This panel session explores the “conservatism” of certain Asian North American religious communities, particularly evangelical and fundamentalist Christian ones, around gender issues. By gender “conservatism,” we refer to attempts to reinforce heteronormative, patriarchal practices both within Asian North American religious communities and without in civil society.
Our panelists will discuss 1) the usage of evangelicalism by Korean American men to restore a sense of empowerment, 2) the appropriation of Asian American tropes of mixed-martial arts and “linsanity” (following the recent stardom of Jeremy Lin) by conservative evangelicals at large to reconstitute masculinities, 3) the experience of a trans-male in a Korean American Christian community in New York, 4) the activism of conservative Asian Americans in opposing LGBTQI rights in America, and 5) the exploration of conservative Asian North American religious groups in a Canadian context who oppose sexual equality despite its federal legal status. A feminist ethicist will respond.
The panel will be chaired by Michael Sepidoza Campos (GTU) and will be responded to by Grace Yia-Hei Kao (Claremont School of Theology). The panelists themselves come from very diverse backgrounds and espouse fairly different academic approaches; they are: Mark Chung Hearn (Azusa Pacific University), Steve B. Hu (UC Santa Barbara), Sung Won Park (Union Theological Seminary), Patrick S. Cheng (Episcopal Divinity School), and myself. Our aim in assembling this very diverse set of voices is to encourage conversation on a topic that has been seldom discussed in Asian North American religious studies, not to mention academic discussion more generally.

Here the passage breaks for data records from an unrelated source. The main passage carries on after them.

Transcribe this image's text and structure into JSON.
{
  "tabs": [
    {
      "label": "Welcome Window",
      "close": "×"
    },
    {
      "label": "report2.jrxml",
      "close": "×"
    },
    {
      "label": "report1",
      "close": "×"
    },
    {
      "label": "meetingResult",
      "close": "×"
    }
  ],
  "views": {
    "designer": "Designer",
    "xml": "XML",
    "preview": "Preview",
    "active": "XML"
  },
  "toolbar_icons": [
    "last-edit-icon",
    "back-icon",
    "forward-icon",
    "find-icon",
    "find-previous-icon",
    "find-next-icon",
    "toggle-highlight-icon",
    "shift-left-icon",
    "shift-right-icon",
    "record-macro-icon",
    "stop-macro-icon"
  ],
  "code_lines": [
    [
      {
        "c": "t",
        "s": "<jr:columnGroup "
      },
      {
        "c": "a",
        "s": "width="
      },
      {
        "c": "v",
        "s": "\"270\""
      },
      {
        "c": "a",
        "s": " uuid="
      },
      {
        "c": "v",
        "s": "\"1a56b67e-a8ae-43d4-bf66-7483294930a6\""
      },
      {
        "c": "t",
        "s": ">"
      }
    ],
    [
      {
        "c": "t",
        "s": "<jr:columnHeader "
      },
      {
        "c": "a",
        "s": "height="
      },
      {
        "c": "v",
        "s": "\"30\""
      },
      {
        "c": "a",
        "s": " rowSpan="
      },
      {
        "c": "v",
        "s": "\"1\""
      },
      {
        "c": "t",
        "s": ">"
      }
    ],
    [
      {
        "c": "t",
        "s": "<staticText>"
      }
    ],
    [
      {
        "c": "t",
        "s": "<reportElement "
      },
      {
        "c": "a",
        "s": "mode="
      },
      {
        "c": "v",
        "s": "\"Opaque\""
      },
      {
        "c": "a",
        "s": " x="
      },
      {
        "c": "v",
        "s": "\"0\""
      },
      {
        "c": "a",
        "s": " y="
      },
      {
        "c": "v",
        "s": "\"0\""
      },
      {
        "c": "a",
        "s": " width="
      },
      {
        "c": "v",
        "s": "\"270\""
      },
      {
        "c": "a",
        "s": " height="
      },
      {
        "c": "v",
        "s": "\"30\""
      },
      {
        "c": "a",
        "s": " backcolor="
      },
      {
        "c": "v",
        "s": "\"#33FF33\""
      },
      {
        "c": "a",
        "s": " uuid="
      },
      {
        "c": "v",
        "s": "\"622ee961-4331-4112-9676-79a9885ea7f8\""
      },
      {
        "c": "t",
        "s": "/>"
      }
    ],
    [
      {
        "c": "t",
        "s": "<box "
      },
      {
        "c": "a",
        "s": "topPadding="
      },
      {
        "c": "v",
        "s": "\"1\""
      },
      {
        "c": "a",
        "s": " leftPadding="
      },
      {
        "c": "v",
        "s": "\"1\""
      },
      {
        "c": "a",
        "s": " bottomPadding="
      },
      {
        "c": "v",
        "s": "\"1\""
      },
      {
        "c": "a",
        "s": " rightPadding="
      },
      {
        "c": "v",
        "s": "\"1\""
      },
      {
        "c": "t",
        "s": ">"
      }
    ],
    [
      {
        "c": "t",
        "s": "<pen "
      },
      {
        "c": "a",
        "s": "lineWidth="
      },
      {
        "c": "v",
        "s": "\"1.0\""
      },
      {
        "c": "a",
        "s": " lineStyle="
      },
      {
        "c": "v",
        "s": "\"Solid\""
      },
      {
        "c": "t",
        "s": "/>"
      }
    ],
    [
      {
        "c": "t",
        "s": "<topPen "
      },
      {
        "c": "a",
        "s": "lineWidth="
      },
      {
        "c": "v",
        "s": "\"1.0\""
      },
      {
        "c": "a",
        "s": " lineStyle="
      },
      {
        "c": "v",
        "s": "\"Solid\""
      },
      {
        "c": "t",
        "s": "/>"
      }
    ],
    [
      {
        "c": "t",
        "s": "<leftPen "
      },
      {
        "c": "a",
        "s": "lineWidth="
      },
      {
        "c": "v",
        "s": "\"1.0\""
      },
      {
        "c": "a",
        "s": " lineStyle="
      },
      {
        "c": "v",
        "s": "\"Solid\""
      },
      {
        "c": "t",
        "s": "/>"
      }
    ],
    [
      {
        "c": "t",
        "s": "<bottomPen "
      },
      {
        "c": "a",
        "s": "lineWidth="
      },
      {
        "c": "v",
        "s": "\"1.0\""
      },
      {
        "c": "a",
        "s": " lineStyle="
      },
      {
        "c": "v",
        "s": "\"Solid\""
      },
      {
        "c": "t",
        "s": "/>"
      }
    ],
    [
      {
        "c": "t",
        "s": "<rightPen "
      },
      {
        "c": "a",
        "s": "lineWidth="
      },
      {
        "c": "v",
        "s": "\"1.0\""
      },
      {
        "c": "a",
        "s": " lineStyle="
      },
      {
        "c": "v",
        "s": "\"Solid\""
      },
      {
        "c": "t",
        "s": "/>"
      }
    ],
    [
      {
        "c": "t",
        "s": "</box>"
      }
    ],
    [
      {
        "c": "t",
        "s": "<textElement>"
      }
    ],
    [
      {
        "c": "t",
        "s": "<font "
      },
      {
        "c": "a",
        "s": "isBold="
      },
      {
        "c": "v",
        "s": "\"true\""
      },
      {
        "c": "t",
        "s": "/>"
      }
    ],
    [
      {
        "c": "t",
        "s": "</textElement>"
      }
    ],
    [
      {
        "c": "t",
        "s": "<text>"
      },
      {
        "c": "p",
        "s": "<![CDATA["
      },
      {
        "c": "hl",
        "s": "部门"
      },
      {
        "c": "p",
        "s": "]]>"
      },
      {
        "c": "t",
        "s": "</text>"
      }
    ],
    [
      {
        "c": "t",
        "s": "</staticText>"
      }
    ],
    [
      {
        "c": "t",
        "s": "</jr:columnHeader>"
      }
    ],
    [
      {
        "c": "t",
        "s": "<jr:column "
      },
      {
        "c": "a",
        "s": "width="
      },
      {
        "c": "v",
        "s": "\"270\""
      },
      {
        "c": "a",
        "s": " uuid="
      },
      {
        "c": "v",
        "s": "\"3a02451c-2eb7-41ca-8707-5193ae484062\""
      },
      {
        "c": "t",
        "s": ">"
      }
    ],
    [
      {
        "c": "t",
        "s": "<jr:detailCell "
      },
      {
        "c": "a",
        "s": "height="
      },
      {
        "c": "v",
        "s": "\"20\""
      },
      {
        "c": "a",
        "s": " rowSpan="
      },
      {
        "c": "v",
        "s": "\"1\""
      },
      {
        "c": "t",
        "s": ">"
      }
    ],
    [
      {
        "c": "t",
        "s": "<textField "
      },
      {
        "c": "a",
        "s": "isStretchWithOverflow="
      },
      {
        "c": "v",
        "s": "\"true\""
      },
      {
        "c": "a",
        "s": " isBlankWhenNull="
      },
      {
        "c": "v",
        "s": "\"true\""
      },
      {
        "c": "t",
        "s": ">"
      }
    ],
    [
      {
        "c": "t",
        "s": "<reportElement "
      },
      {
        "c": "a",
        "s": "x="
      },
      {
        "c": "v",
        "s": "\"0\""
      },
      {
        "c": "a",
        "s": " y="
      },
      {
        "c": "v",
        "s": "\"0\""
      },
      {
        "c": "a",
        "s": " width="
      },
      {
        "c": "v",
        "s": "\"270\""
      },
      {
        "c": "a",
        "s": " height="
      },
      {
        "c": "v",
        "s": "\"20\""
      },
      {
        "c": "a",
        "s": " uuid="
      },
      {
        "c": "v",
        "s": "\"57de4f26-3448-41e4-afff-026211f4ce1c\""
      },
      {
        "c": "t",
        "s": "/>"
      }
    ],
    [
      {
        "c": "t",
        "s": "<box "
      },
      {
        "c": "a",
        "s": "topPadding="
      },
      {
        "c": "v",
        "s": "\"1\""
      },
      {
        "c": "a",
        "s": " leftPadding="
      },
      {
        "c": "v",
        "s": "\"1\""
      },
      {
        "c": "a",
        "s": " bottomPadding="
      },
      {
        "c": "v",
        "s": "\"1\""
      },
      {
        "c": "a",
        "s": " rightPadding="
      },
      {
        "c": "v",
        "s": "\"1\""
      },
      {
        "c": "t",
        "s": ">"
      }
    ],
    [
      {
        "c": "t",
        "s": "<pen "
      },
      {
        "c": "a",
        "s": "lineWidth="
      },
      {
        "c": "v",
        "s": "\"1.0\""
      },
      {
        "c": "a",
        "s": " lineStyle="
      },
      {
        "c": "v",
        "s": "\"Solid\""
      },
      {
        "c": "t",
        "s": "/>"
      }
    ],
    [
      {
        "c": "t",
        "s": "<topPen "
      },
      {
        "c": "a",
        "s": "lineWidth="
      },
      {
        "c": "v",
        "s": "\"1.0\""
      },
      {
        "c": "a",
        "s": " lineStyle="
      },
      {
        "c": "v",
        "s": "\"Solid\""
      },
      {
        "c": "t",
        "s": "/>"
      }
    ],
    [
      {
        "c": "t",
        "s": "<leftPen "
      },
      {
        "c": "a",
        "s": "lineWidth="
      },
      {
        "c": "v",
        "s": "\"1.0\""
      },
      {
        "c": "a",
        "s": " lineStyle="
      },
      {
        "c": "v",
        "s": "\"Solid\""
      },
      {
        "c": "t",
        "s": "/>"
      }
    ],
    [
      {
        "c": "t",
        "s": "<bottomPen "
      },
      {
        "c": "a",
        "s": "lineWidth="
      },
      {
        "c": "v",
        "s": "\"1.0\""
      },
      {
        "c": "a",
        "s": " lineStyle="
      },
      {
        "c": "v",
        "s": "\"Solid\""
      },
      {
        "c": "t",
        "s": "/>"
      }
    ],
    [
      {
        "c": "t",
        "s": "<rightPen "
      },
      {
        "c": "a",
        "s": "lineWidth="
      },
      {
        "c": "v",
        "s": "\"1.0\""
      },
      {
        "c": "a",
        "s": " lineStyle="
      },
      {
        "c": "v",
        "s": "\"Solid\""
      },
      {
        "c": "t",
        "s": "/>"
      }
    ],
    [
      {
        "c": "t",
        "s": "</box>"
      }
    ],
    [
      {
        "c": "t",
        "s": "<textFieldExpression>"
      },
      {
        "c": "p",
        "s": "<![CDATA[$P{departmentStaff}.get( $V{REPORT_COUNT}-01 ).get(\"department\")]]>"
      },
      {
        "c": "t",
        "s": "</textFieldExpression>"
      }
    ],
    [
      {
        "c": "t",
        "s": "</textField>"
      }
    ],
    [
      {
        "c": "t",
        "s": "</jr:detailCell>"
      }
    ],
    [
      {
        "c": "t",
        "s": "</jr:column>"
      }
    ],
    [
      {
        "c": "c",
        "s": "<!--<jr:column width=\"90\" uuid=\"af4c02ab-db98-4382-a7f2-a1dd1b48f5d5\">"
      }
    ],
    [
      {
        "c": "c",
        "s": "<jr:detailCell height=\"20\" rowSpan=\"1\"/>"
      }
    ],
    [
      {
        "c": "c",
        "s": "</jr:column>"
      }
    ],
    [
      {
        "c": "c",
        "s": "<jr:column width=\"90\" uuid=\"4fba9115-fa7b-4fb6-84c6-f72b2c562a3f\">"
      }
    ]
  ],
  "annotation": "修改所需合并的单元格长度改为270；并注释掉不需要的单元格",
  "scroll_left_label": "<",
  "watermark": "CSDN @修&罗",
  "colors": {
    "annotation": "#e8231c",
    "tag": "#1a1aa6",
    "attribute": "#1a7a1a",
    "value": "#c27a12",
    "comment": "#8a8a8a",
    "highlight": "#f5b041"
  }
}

I will be speaking on the intersection of Asian Canadian studies and the need to contextualize the traditional sexuality activism of Cantonese Protestants in Vancouver, British Columbia, within their engagements with Canadian civil society. My take on the panel is that these issues require a fair, accurate, and scholarly interpretation from the academy and are not served well by caricatures, particularly as stereotyping often leads to the very forms of socially unjust orientalizing racism that are increasingly unacceptable in our civil society.
The panel will take place Sunday, 18 November 2012, from 9 AM to 11:30 AM and all those registered for the AAR meeting are warmly invited to join in what promises to be an exciting conversation.
On Monday, 19 November 2012, I will also be presiding over another ANARCS panel entitled “Boundary Crossings: New Directions in Asian American Theologies.” This panel will feature Barbara Yuki Schwartz (Garrett-Evangelical Theological Seminary), Simon Joseph Kierulf (Union Presbyterian Seminary), Yeon Yeon Hwang (Graduate Theological Union), and Ren Ito (University of Toronto), and the respondent will be Nami Kim (Spellman College). The panel will be held from 1-3 PM, and it will be followed by the ANARCS Business Meeting.